Exercise brief:
Only lines holding the word "game" are wanted from the records; copy all of them.

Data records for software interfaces
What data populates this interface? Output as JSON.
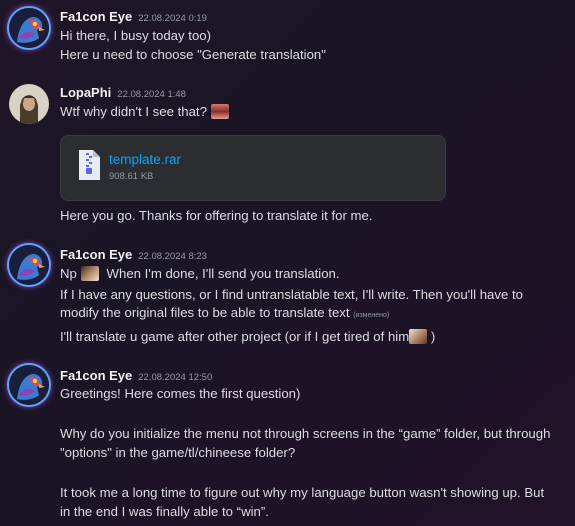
{
  "messages": [
    {
      "author": "Fa1con Eye",
      "timestamp": "22.08.2024 0:19",
      "lines": [
        "Hi there, I busy today too)",
        "Here u need to choose \"Generate translation\""
      ]
    },
    {
      "author": "LopaPhi",
      "timestamp": "22.08.2024 1:48",
      "text": "Wtf why didn't I see that?",
      "attachment": {
        "filename": "template.rar",
        "size": "908.61 KB"
      },
      "followup": "Here you go. Thanks for offering to translate it for me."
    },
    {
      "author": "Fa1con Eye",
      "timestamp": "22.08.2024 8:23",
      "line1_a": "Np",
      "line1_b": "When I'm done, I'll send you translation.",
      "line2": "If I have any questions, or I find untranslatable text, I'll write. Then you'll have to",
      "line3": "modify the original files to be able to translate text",
      "edited": "(изменено)",
      "line4_a": "I'll translate u game after other project (or if I get tired of him",
      "line4_b": ")"
    },
    {
      "author": "Fa1con Eye",
      "timestamp": "22.08.2024 12:50",
      "lines": [
        "Greetings! Here comes the first question)",
        "Why do you initialize the menu not through screens in the “game” folder, but through",
        "\"options\" in the game/tl/chineese folder?",
        "It took me a long time to figure out why my language button wasn't showing up. But",
        "in the end I was finally able to “win”."
      ]
    }
  ]
}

Task solution:
      "line4_a": "I'll translate u game after other project (or if I get tired of him",
        "Why do you initialize the menu not through screens in the “game” folder, but through",
        "\"options\" in the game/tl/chineese folder?",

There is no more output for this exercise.